Staff with CSERC were the lead conservation participants in a 6-year-long hydroelectric relicensing process for the Middle Fork and South Fork Stanislaus rivers, Buckley said. The current license was issued in 2009 and it included mandatory water levels during summer months at Pinecrest Reservoir.
He noted that more than 20 years of wildlife photo-detection surveys have been done in the Sierra Nevada, across a region that includes the Stanislaus National Forest and Yosemite National Park.
CSERC sets up and maintains infrared-triggered cameras year-round to detect rare species. The results are shared with USFS and Yosemite Park biologists at no cost to taxpayers. CSERC is the only non-profit environmental group to do this, Buckley said.
The cameras have detected elusive and seldom-seen species, including the extremely rare Sierra Nevada red fox, the Pacific fisher and the American marten. CSERC photo surveys have also documented mountain lions, ringtail cats, porcupines, bears, bobcats and other species. Funded by grants and donations, CSERC staff have maintained with weekly visits as many as 11 cameras at a time, from above 11,000 feet elevation in Yosemite to lower elevation National Forest areas.
In other CSERC efforts to assist federal agency wildlife biologists, CSERC biologists have performed free surveys for at-risk amphibians and for the rare great gray owl, Buckley said. Over the past two years, CSERC staff have provided more than 7 months of intensive wildlife photo-surveys for the Forest Service in the Rim Fire burn area.
In CSERC’s early years, the 1990s, staff efforts to defend wild, roadless areas in the Stanislaus National Forest from road construction and clearcuts helped convince Forest Service timber sale planners to focus logging projects outside of remaining wild areas, sparing many roadless areas from entry.
These days, Buckley and CSERC staff are engaged with others in finding solutions that work for people representing diverse points of view.

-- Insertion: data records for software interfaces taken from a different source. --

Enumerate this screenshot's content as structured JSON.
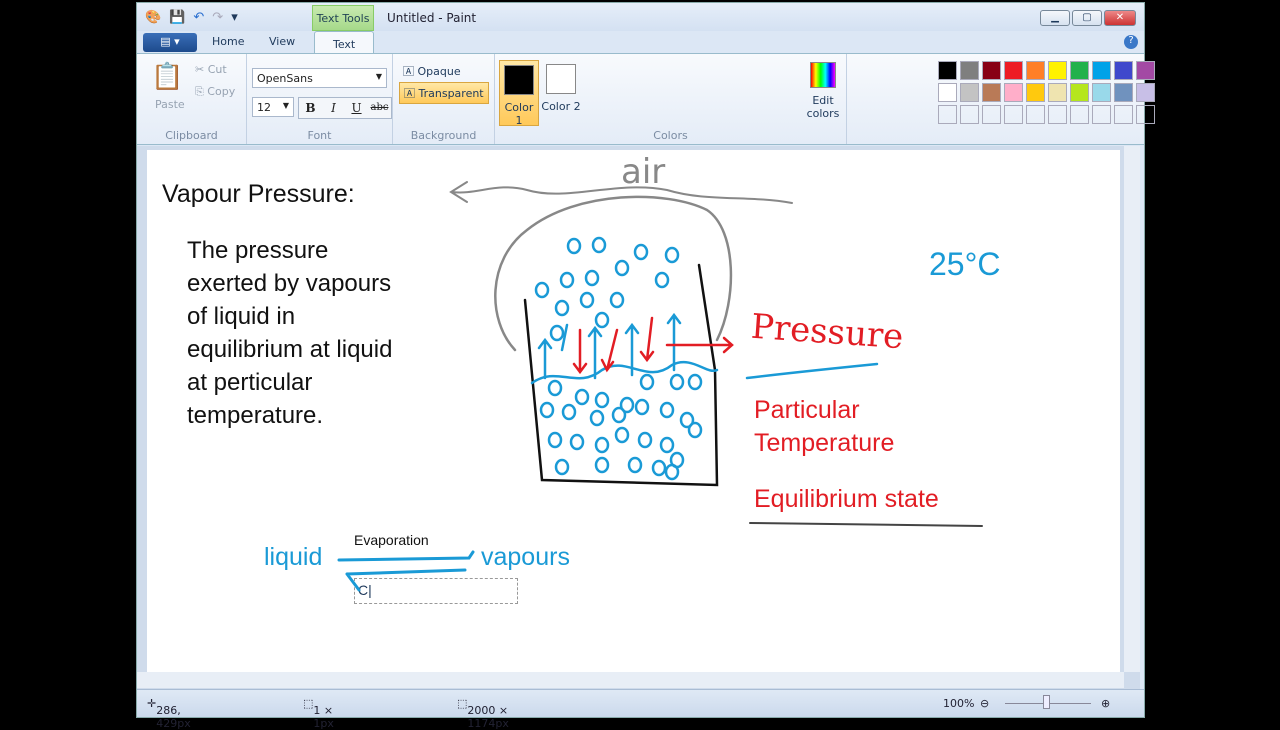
{
  "window": {
    "title": "Untitled - Paint",
    "context_tab": "Text Tools"
  },
  "tabs": [
    "Home",
    "View",
    "Text"
  ],
  "clipboard": {
    "paste": "Paste",
    "cut": "Cut",
    "copy": "Copy",
    "label": "Clipboard"
  },
  "font": {
    "family": "OpenSans",
    "size": "12",
    "bold": "B",
    "italic": "I",
    "underline": "U",
    "strike": "abc",
    "label": "Font"
  },
  "background": {
    "opaque": "Opaque",
    "transparent": "Transparent",
    "label": "Background"
  },
  "colors": {
    "color1": "Color 1",
    "color2": "Color 2",
    "edit": "Edit colors",
    "label": "Colors",
    "color1_value": "#000000",
    "color2_value": "#ffffff",
    "palette": [
      "#000000",
      "#7f7f7f",
      "#880015",
      "#ed1c24",
      "#ff7f27",
      "#fff200",
      "#22b14c",
      "#00a2e8",
      "#3f48cc",
      "#a349a4",
      "#ffffff",
      "#c3c3c3",
      "#b97a57",
      "#ffaec9",
      "#ffc90e",
      "#efe4b0",
      "#b5e61d",
      "#99d9ea",
      "#7092be",
      "#c8bfe7"
    ]
  },
  "canvas": {
    "heading": "Vapour Pressure:",
    "definition": [
      "The pressure",
      "exerted by vapours",
      "of liquid in",
      "equilibrium at liquid",
      "at perticular",
      "temperature."
    ],
    "air": "air",
    "temp": "25°C",
    "pressure": "Pressure",
    "particular": [
      "Particular",
      "Temperature"
    ],
    "equilibrium": "Equilibrium state",
    "liquid": "liquid",
    "vapours": "vapours",
    "evaporation": "Evaporation",
    "typing": "C"
  },
  "status": {
    "cursor": "286, 429px",
    "selection": "1 × 1px",
    "size": "2000 × 1174px",
    "zoom": "100%"
  }
}
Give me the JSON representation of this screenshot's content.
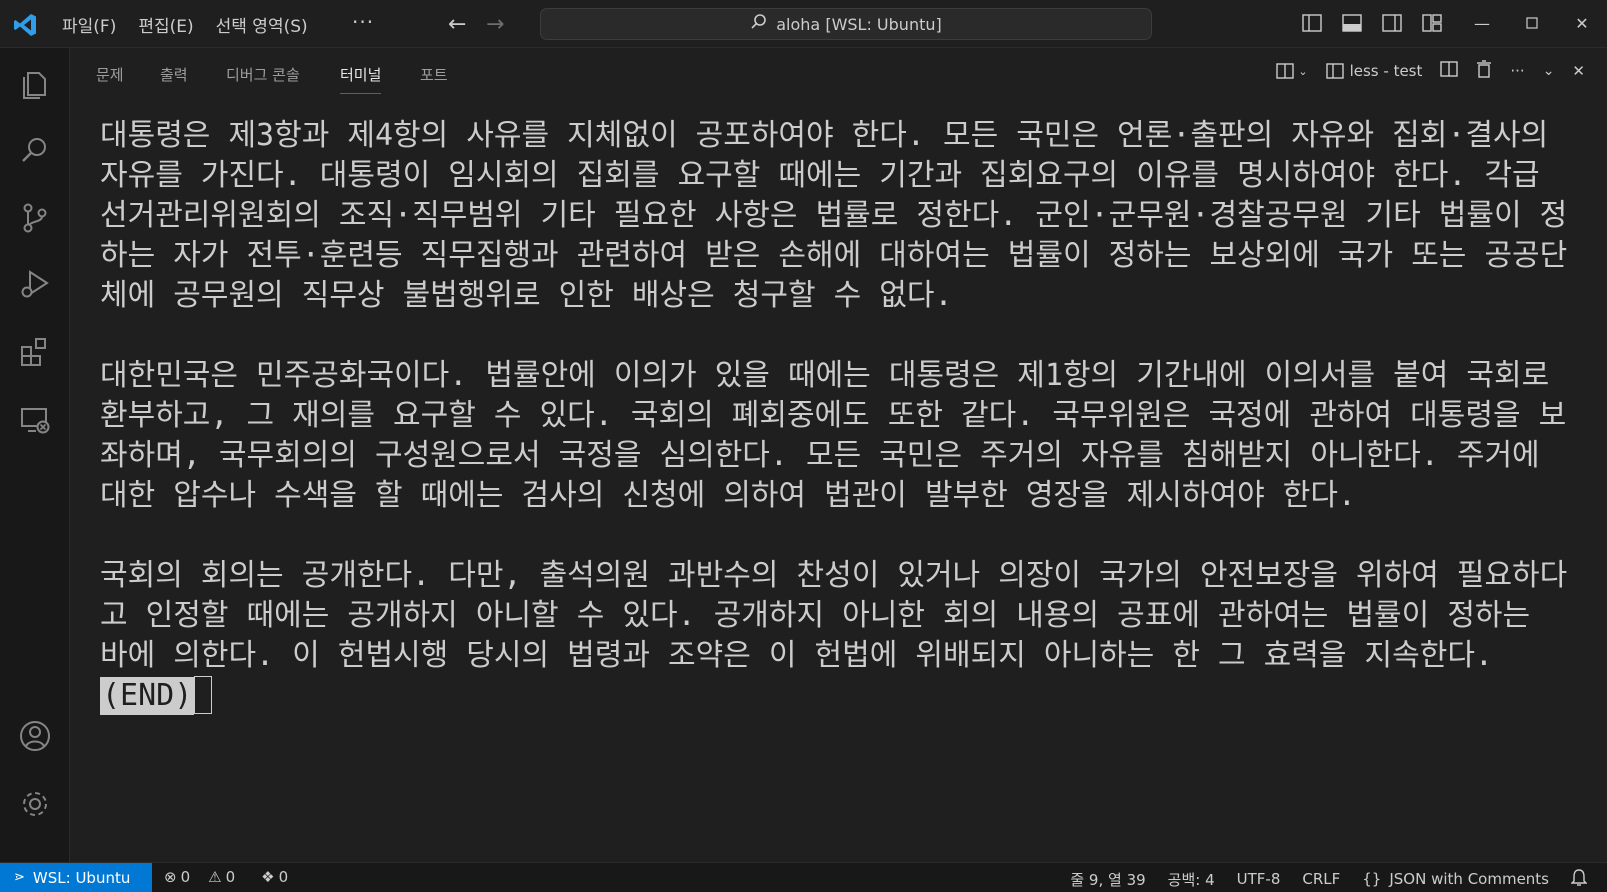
{
  "titlebar": {
    "menu": [
      "파일(F)",
      "편집(E)",
      "선택 영역(S)"
    ],
    "more": "···",
    "search_text": "aloha [WSL: Ubuntu]"
  },
  "panel": {
    "tabs": [
      "문제",
      "출력",
      "디버그 콘솔",
      "터미널",
      "포트"
    ],
    "active_tab": "터미널",
    "terminal_name": "less - test"
  },
  "terminal": {
    "paragraphs": [
      "대통령은 제3항과 제4항의 사유를 지체없이 공포하여야 한다. 모든 국민은 언론·출판의 자유와 집회·결사의 자유를 가진다. 대통령이 임시회의 집회를 요구할 때에는 기간과 집회요구의 이유를 명시하여야 한다. 각급 선거관리위원회의 조직·직무범위 기타 필요한 사항은 법률로 정한다. 군인·군무원·경찰공무원 기타 법률이 정하는 자가 전투·훈련등 직무집행과 관련하여 받은 손해에 대하여는 법률이 정하는 보상외에 국가 또는 공공단체에 공무원의 직무상 불법행위로 인한 배상은 청구할 수 없다.",
      "대한민국은 민주공화국이다. 법률안에 이의가 있을 때에는 대통령은 제1항의 기간내에 이의서를 붙여 국회로 환부하고, 그 재의를 요구할 수 있다. 국회의 폐회중에도 또한 같다. 국무위원은 국정에 관하여 대통령을 보좌하며, 국무회의의 구성원으로서 국정을 심의한다. 모든 국민은 주거의 자유를 침해받지 아니한다. 주거에 대한 압수나 수색을 할 때에는 검사의 신청에 의하여 법관이 발부한 영장을 제시하여야 한다.",
      "국회의 회의는 공개한다. 다만, 출석의원 과반수의 찬성이 있거나 의장이 국가의 안전보장을 위하여 필요하다고 인정할 때에는 공개하지 아니할 수 있다. 공개하지 아니한 회의 내용의 공표에 관하여는 법률이 정하는 바에 의한다. 이 헌법시행 당시의 법령과 조약은 이 헌법에 위배되지 아니하는 한 그 효력을 지속한다."
    ],
    "end_marker": "(END)"
  },
  "statusbar": {
    "remote": "WSL: Ubuntu",
    "errors": "0",
    "warnings": "0",
    "ports": "0",
    "position": "줄 9, 열 39",
    "spaces": "공백: 4",
    "encoding": "UTF-8",
    "eol": "CRLF",
    "language": "JSON with Comments"
  },
  "colors": {
    "accent": "#0078d4",
    "background": "#1f1f1f",
    "activity_bar": "#181818",
    "text": "#cccccc"
  },
  "icons": [
    "vscode-logo-icon",
    "back-arrow-icon",
    "forward-arrow-icon",
    "search-icon",
    "explorer-icon",
    "search-view-icon",
    "source-control-icon",
    "run-debug-icon",
    "extensions-icon",
    "remote-explorer-icon",
    "account-icon",
    "settings-gear-icon",
    "split-icon",
    "trash-icon",
    "close-icon",
    "bell-icon"
  ]
}
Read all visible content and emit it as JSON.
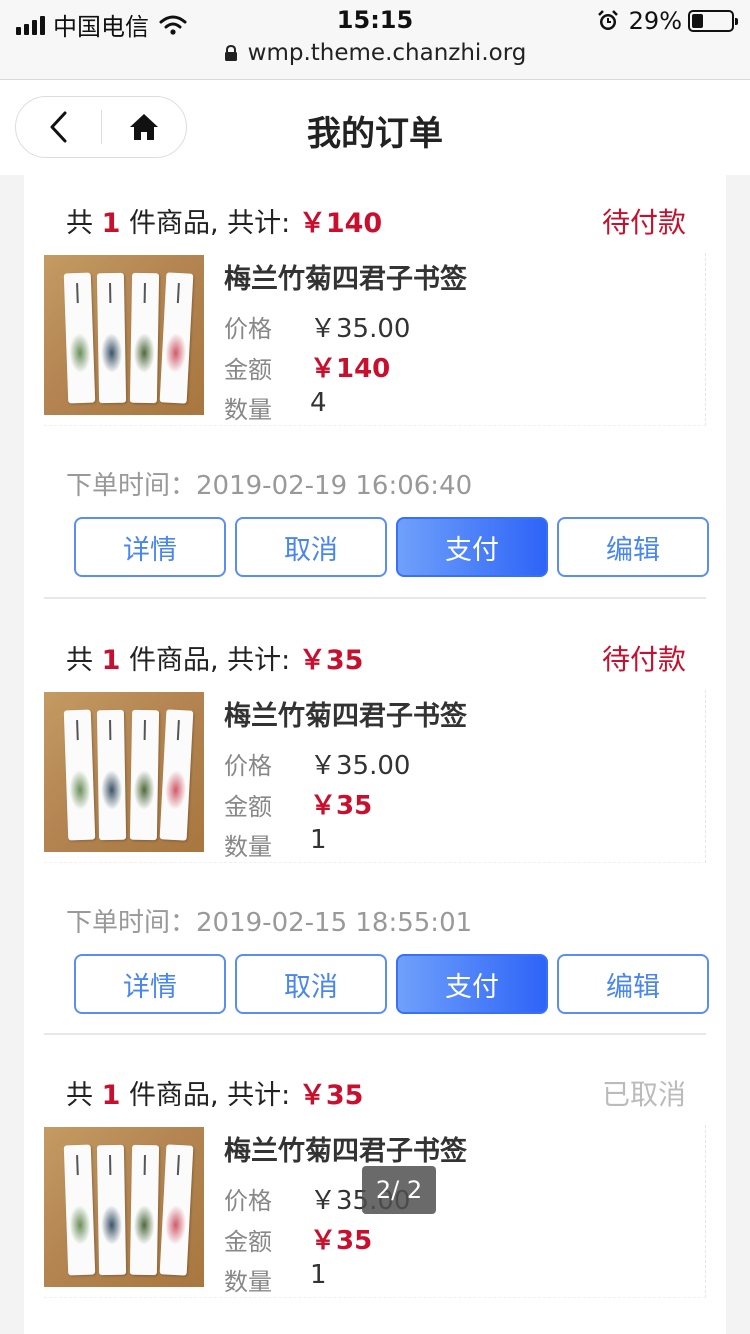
{
  "status_bar": {
    "carrier": "中国电信",
    "time": "15:15",
    "battery": "29%",
    "battery_level": 0.29,
    "url": "wmp.theme.chanzhi.org"
  },
  "header": {
    "title": "我的订单"
  },
  "labels": {
    "price": "价格",
    "amount": "金额",
    "quantity": "数量",
    "order_time": "下单时间：",
    "head_prefix": "共 ",
    "head_mid": " 件商品, 共计: "
  },
  "orders": [
    {
      "count": "1",
      "total": "￥140",
      "status": "待付款",
      "product_name": "梅兰竹菊四君子书签",
      "price": "￥35.00",
      "amount": "￥140",
      "quantity": "4",
      "time": "2019-02-19 16:06:40",
      "buttons": [
        "详情",
        "取消",
        "支付",
        "编辑"
      ]
    },
    {
      "count": "1",
      "total": "￥35",
      "status": "待付款",
      "product_name": "梅兰竹菊四君子书签",
      "price": "￥35.00",
      "amount": "￥35",
      "quantity": "1",
      "time": "2019-02-15 18:55:01",
      "buttons": [
        "详情",
        "取消",
        "支付",
        "编辑"
      ]
    },
    {
      "count": "1",
      "total": "￥35",
      "status": "已取消",
      "product_name": "梅兰竹菊四君子书签",
      "price": "￥35.00",
      "amount": "￥35",
      "quantity": "1"
    }
  ],
  "pager": "2/ 2",
  "colors": {
    "accent_red": "#c8102e",
    "button_blue": "#4a86f0",
    "cancelled_gray": "#bbbbbb"
  }
}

These include:
• The Tuolumne-Stanislaus IRWM watershed collaborative, which aims to gain state funding for water and watershed projects and build relationships between diverse water interests.
• The Amador-Calaveras Consensus Group, which works on projects in the northern quarter of the Stanislaus National Forest and the southern portion of the Eldorado National Forest.
• The Lower Tuolumne River hydroelectric relicensing process, which deals with all river management associated with Don Pedro Reservoir and La Grange Dam. The negotiations are a years-long effort to help shape the outcome of federal hydropower license conditions.
• Yosemite Stanislaus Solutions, which works to gain funding and to build consensus for forest projects within the Stanislaus Forest and on associated private lands across the southern half of the Stanislaus Forest.
Buckley said the organization has presented more than 2,800 slide show presentations to more than 140,000 participants at schools and community groups in the foothills and in the Central Valley’s urban and rural areas.
In addition, volunteer workday restoration projects have worked on public lands across the Northern Yosemite region in the Central Sierra Nevada.
Last year, CSERC was presented with a national award from the Forest Service for organizing volunteer workday projects to restore meadows, rehabilitate eroded hillsides, pull invasive weeds, clean up trash and do other volunteer projects on public lands.
This year, CSERC staff and volunteers have done a Rim Fire conifer seedling planting day in February.